So Scottish voters must reflect that we have been bailed out twice since 2020 and its not at all sure that the Government of an independent Scotland could have borrowed at the same rate or even at all. Yes, Denmark and Norway can borrow, but we are not in their position and independence would not automatically make us like them. In time Scotland could become like Denmark, but it would require the tough choices and economic realism that I have yet to encounter from either the SNP or independence supporters in general.
But there is something perhaps more important that Scottish commentators are missing. Government debt isn’t some abstract figure that we then dismiss. It has to be paid back. The only reason the markets lend to the UK Government is that they are certain to be repaid. The word for not repaying is default.
When pension funds invest, they rely on Government debt because it is reliable. So, the Government’s promise to repay its debt matters to you individually. If it didn’t you might not receive as high a pension as you expect. Government debt is therefore a promissory note against future tax payers. But these tax payers the Government is assuming will live in Scotland just as much as any other part of the UK.
But there comes a point then where future tax payers cannot escape their obligation to contribute their taxes to paying back the debt that was incurred for their benefit.
There would be legitimate fury in those parts of the UK that pay the most taxes if Scotland were to walk away in 2023 or 2024 having been bailed out in 2020 and 2022 by means of Government borrowing which was borrowed on the assumption that Scottish taxpayers would pay it back because they would be UK taxpayers.
But Scotland cannot afford to leave the UK with former UK taxpayers furious with it. We require the cooperation of our fellow citizens, we require the former UK to recognise Scotland and to encourage its allies to do so.
Just as it is politically untenable for Truss to allow the market to decide the price of heating, so too it is becoming politically untenable for Scottish voters to demand their share of furlough and their share of a price cap on heating, while demanding the right to walk away without repaying any of that debt whenever they please.

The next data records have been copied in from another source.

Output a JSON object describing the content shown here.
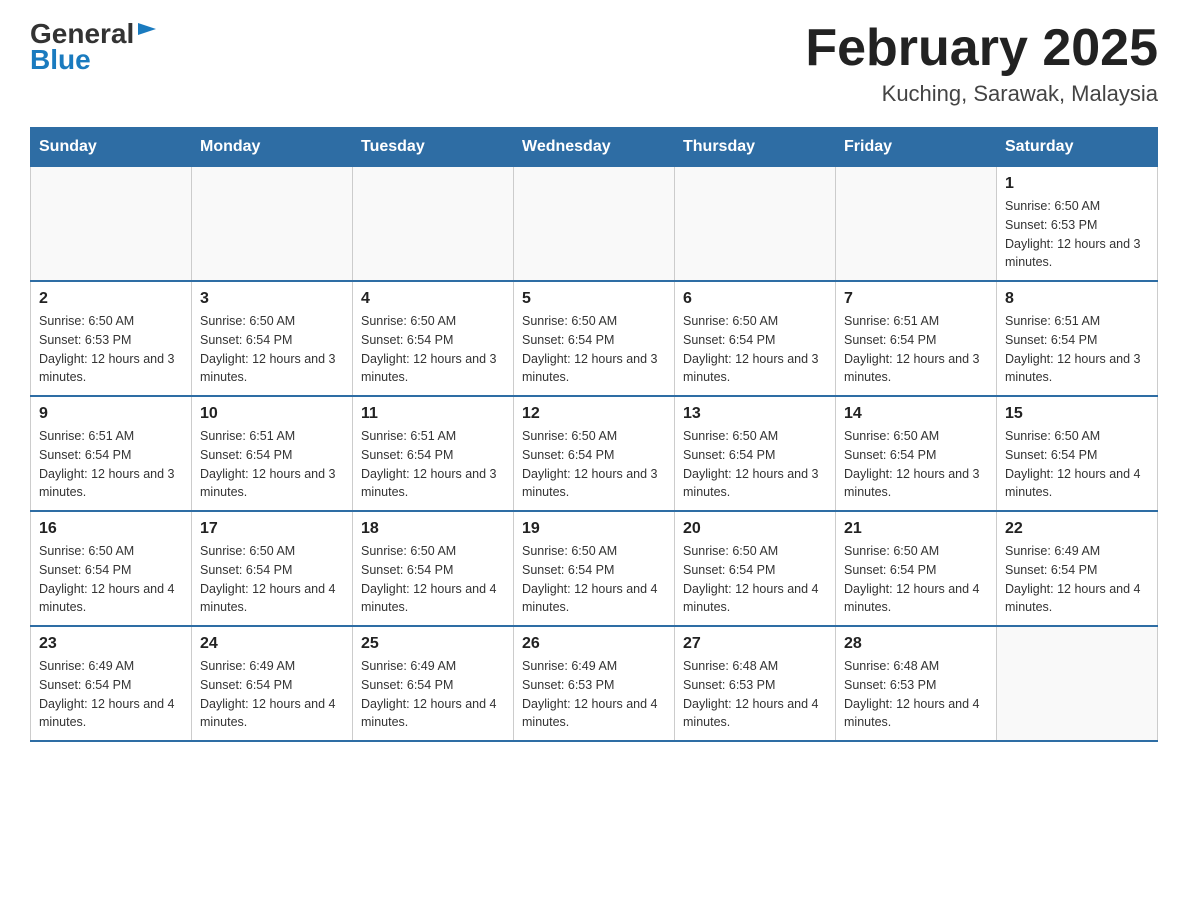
{
  "header": {
    "logo_general": "General",
    "logo_blue": "Blue",
    "title": "February 2025",
    "subtitle": "Kuching, Sarawak, Malaysia"
  },
  "days_of_week": [
    "Sunday",
    "Monday",
    "Tuesday",
    "Wednesday",
    "Thursday",
    "Friday",
    "Saturday"
  ],
  "weeks": [
    [
      {
        "day": "",
        "info": ""
      },
      {
        "day": "",
        "info": ""
      },
      {
        "day": "",
        "info": ""
      },
      {
        "day": "",
        "info": ""
      },
      {
        "day": "",
        "info": ""
      },
      {
        "day": "",
        "info": ""
      },
      {
        "day": "1",
        "info": "Sunrise: 6:50 AM\nSunset: 6:53 PM\nDaylight: 12 hours and 3 minutes."
      }
    ],
    [
      {
        "day": "2",
        "info": "Sunrise: 6:50 AM\nSunset: 6:53 PM\nDaylight: 12 hours and 3 minutes."
      },
      {
        "day": "3",
        "info": "Sunrise: 6:50 AM\nSunset: 6:54 PM\nDaylight: 12 hours and 3 minutes."
      },
      {
        "day": "4",
        "info": "Sunrise: 6:50 AM\nSunset: 6:54 PM\nDaylight: 12 hours and 3 minutes."
      },
      {
        "day": "5",
        "info": "Sunrise: 6:50 AM\nSunset: 6:54 PM\nDaylight: 12 hours and 3 minutes."
      },
      {
        "day": "6",
        "info": "Sunrise: 6:50 AM\nSunset: 6:54 PM\nDaylight: 12 hours and 3 minutes."
      },
      {
        "day": "7",
        "info": "Sunrise: 6:51 AM\nSunset: 6:54 PM\nDaylight: 12 hours and 3 minutes."
      },
      {
        "day": "8",
        "info": "Sunrise: 6:51 AM\nSunset: 6:54 PM\nDaylight: 12 hours and 3 minutes."
      }
    ],
    [
      {
        "day": "9",
        "info": "Sunrise: 6:51 AM\nSunset: 6:54 PM\nDaylight: 12 hours and 3 minutes."
      },
      {
        "day": "10",
        "info": "Sunrise: 6:51 AM\nSunset: 6:54 PM\nDaylight: 12 hours and 3 minutes."
      },
      {
        "day": "11",
        "info": "Sunrise: 6:51 AM\nSunset: 6:54 PM\nDaylight: 12 hours and 3 minutes."
      },
      {
        "day": "12",
        "info": "Sunrise: 6:50 AM\nSunset: 6:54 PM\nDaylight: 12 hours and 3 minutes."
      },
      {
        "day": "13",
        "info": "Sunrise: 6:50 AM\nSunset: 6:54 PM\nDaylight: 12 hours and 3 minutes."
      },
      {
        "day": "14",
        "info": "Sunrise: 6:50 AM\nSunset: 6:54 PM\nDaylight: 12 hours and 3 minutes."
      },
      {
        "day": "15",
        "info": "Sunrise: 6:50 AM\nSunset: 6:54 PM\nDaylight: 12 hours and 4 minutes."
      }
    ],
    [
      {
        "day": "16",
        "info": "Sunrise: 6:50 AM\nSunset: 6:54 PM\nDaylight: 12 hours and 4 minutes."
      },
      {
        "day": "17",
        "info": "Sunrise: 6:50 AM\nSunset: 6:54 PM\nDaylight: 12 hours and 4 minutes."
      },
      {
        "day": "18",
        "info": "Sunrise: 6:50 AM\nSunset: 6:54 PM\nDaylight: 12 hours and 4 minutes."
      },
      {
        "day": "19",
        "info": "Sunrise: 6:50 AM\nSunset: 6:54 PM\nDaylight: 12 hours and 4 minutes."
      },
      {
        "day": "20",
        "info": "Sunrise: 6:50 AM\nSunset: 6:54 PM\nDaylight: 12 hours and 4 minutes."
      },
      {
        "day": "21",
        "info": "Sunrise: 6:50 AM\nSunset: 6:54 PM\nDaylight: 12 hours and 4 minutes."
      },
      {
        "day": "22",
        "info": "Sunrise: 6:49 AM\nSunset: 6:54 PM\nDaylight: 12 hours and 4 minutes."
      }
    ],
    [
      {
        "day": "23",
        "info": "Sunrise: 6:49 AM\nSunset: 6:54 PM\nDaylight: 12 hours and 4 minutes."
      },
      {
        "day": "24",
        "info": "Sunrise: 6:49 AM\nSunset: 6:54 PM\nDaylight: 12 hours and 4 minutes."
      },
      {
        "day": "25",
        "info": "Sunrise: 6:49 AM\nSunset: 6:54 PM\nDaylight: 12 hours and 4 minutes."
      },
      {
        "day": "26",
        "info": "Sunrise: 6:49 AM\nSunset: 6:53 PM\nDaylight: 12 hours and 4 minutes."
      },
      {
        "day": "27",
        "info": "Sunrise: 6:48 AM\nSunset: 6:53 PM\nDaylight: 12 hours and 4 minutes."
      },
      {
        "day": "28",
        "info": "Sunrise: 6:48 AM\nSunset: 6:53 PM\nDaylight: 12 hours and 4 minutes."
      },
      {
        "day": "",
        "info": ""
      }
    ]
  ]
}
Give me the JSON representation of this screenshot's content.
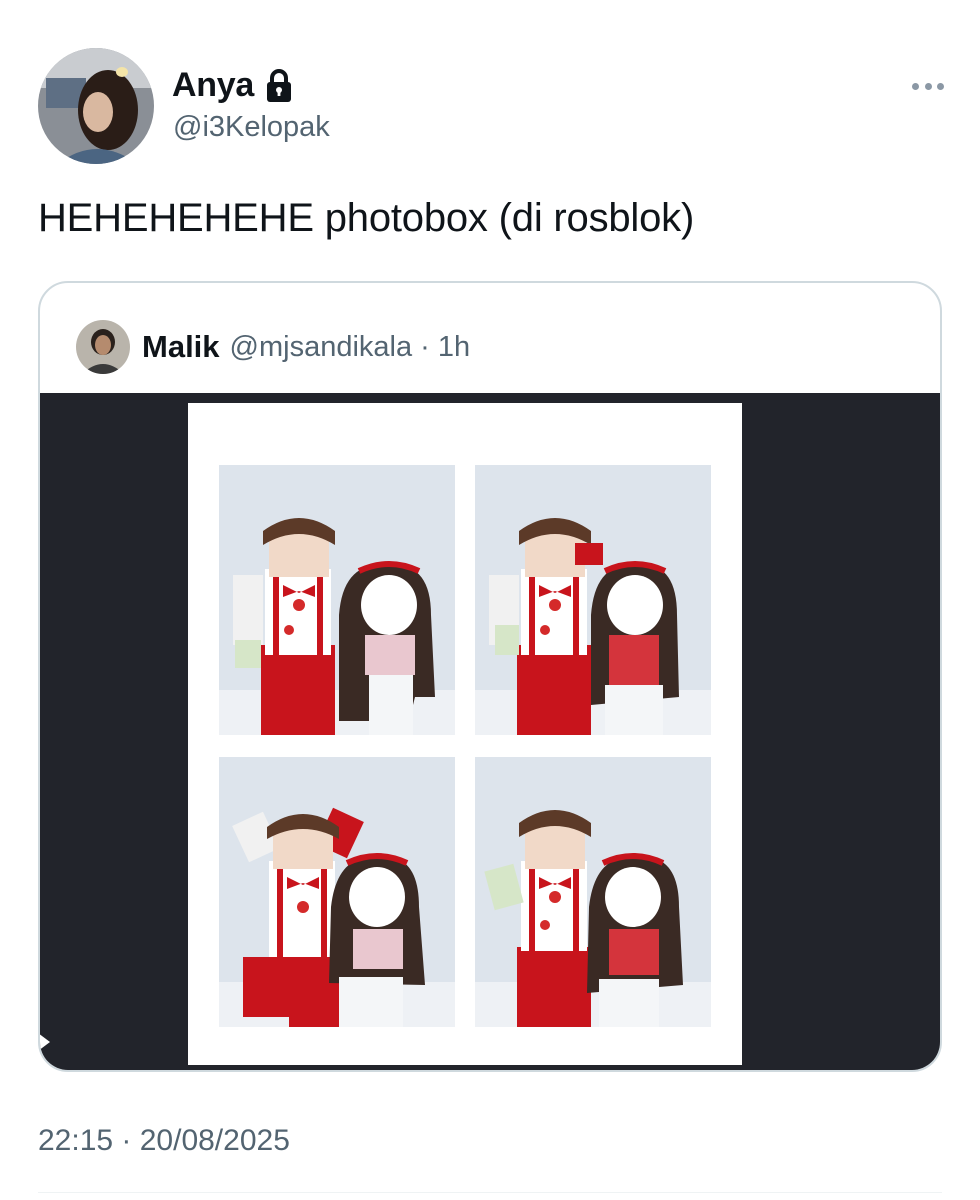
{
  "author": {
    "display_name": "Anya",
    "handle": "@i3Kelopak",
    "protected_icon": "lock-icon",
    "avatar_icon": "user-avatar"
  },
  "menu_icon": "more-horizontal-icon",
  "tweet": {
    "text": "HEHEHEHEHE photobox (di rosblok)",
    "timestamp": "22:15 · 20/08/2025"
  },
  "quoted": {
    "name": "Malik",
    "handle_time": "@mjsandikala · 1h",
    "avatar_icon": "user-avatar",
    "media": {
      "type": "photobooth-strip",
      "frames": 4
    }
  },
  "colors": {
    "text": "#0f1419",
    "secondary": "#536471",
    "border": "#cfd9de",
    "media_bg": "#22242b",
    "outfit_red": "#c8141c"
  }
}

The UK Government can certainly make Scottish independence impossible, not merely by failing to allow a legal referendum, but by refusing to negotiate with a Scottish Government that planned to go it alone unilaterally. More importantly the UK Government can insist that the only way Scotland can achieve independence legally is by accepting a population share of the national debt, which means future Scottish taxpayers whether independent or not accepting they pay back what was borrowed on their behalf.
This in itself makes Scottish independence impossible until and unless UK national debt is reduced to a more manageable level. No country could begin life with a debt ratio to GDP of more than 100%, it would involve a default. If the UK insisted that it would view a failure to accept a population share as a default, then it makes Scottish independence impossible at least for decades.
The Scottish Government could alternatively say that it did not need furlough, does not want a price cap on heating bills no longer wants Barnett and would prefer that Scots freeze. After that you can by all means have your referendum.